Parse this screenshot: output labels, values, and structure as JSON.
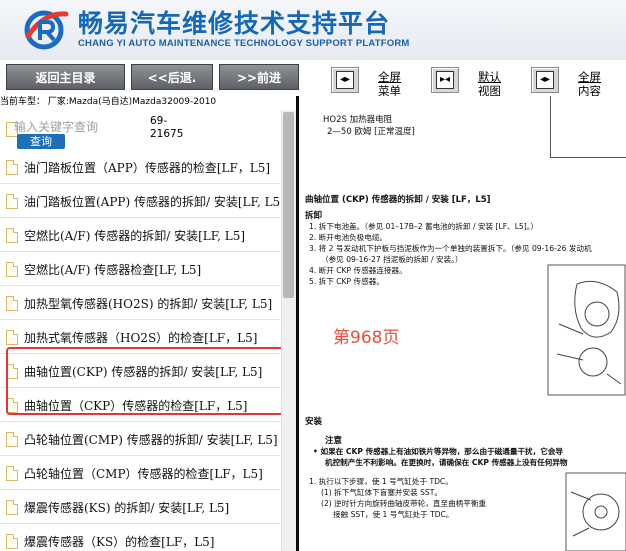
{
  "header": {
    "brand_cn": "畅易汽车维修技术支持平台",
    "brand_en": "CHANG YI AUTO MAINTENANCE TECHNOLOGY SUPPORT PLATFORM",
    "logo_icon": "cy-logo-icon",
    "accent_color": "#1468b5"
  },
  "toolbar": {
    "home_label": "返回主目录",
    "back_label": "<<后退.",
    "forward_label": ">>前进",
    "menu_full_1": "全屏",
    "menu_full_2": "菜单",
    "default_view_1": "默认",
    "default_view_2": "视图",
    "content_full_1": "全屏",
    "content_full_2": "内容"
  },
  "car": {
    "text": "当前车型：  厂家:Mazda(马自达)Mazda32009-2010"
  },
  "search": {
    "placeholder": "输入关键字查询",
    "button": "查询",
    "count_1": "69-",
    "count_2": "21675"
  },
  "items": [
    "油门踏板位置（APP）传感器的检查[LF，L5]",
    "油门踏板位置(APP) 传感器的拆卸/ 安装[LF, L5]",
    "空燃比(A/F) 传感器的拆卸/ 安装[LF, L5]",
    "空燃比(A/F) 传感器检查[LF, L5]",
    "加热型氧传感器(HO2S) 的拆卸/ 安装[LF, L5]",
    "加热式氧传感器（HO2S）的检查[LF，L5]",
    "曲轴位置(CKP) 传感器的拆卸/ 安装[LF, L5]",
    "曲轴位置（CKP）传感器的检查[LF，L5]",
    "凸轮轴位置(CMP) 传感器的拆卸/ 安装[LF, L5]",
    "凸轮轴位置（CMP）传感器的检查[LF，L5]",
    "爆震传感器(KS) 的拆卸/ 安装[LF, L5]",
    "爆震传感器（KS）的检查[LF，L5]"
  ],
  "doc": {
    "h1": "HO2S 加热器电阻",
    "h1b": "2—50 欧姆 [正常温度]",
    "title": "曲轴位置 (CKP) 传感器的拆卸 / 安装 [LF，L5]",
    "remove": "拆卸",
    "s1": "1.  拆下电池盖。（参见 01–17B–2 蓄电池的拆卸 / 安装 [LF、L5]。）",
    "s2": "2.  断开电池负极电缆。",
    "s3": "3.  将 2 号发动机下护板与挡泥板作为一个单独的装置拆下。（参见 09-16-26 发动机",
    "s3b": "（参见 09-16-27 挡泥板的拆卸 / 安装。）",
    "s4": "4.  断开 CKP 传感器连接器。",
    "s5": "5.  拆下 CKP 传感器。",
    "page": "第968页",
    "install": "安装",
    "note": "注意",
    "n1": "•  如果在 CKP 传感器上有油如铁片等异物，那么由于磁通量干扰，它会导",
    "n1b": "机控制产生不利影响。在更换时，请确保在 CKP 传感器上没有任何异物",
    "i1": "1.  执行以下步骤，使 1 号气缸处于 TDC。",
    "i1a": "(1)  拆下气缸体下盲塞并安装 SST。",
    "i1b": "(2)  逆时针方向旋转曲轴皮带轮，直至曲柄平衡重",
    "i1c": "接触 SST，使 1 号气缸处于 TDC。"
  }
}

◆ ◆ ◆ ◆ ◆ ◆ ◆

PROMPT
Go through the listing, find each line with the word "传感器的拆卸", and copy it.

SOLUTION BELOW
    "油门踏板位置(APP) 传感器的拆卸/ 安装[LF, L5]",
    "空燃比(A/F) 传感器的拆卸/ 安装[LF, L5]",
    "曲轴位置(CKP) 传感器的拆卸/ 安装[LF, L5]",
    "凸轮轴位置(CMP) 传感器的拆卸/ 安装[LF, L5]",
    "title": "曲轴位置 (CKP) 传感器的拆卸 / 安装 [LF，L5]",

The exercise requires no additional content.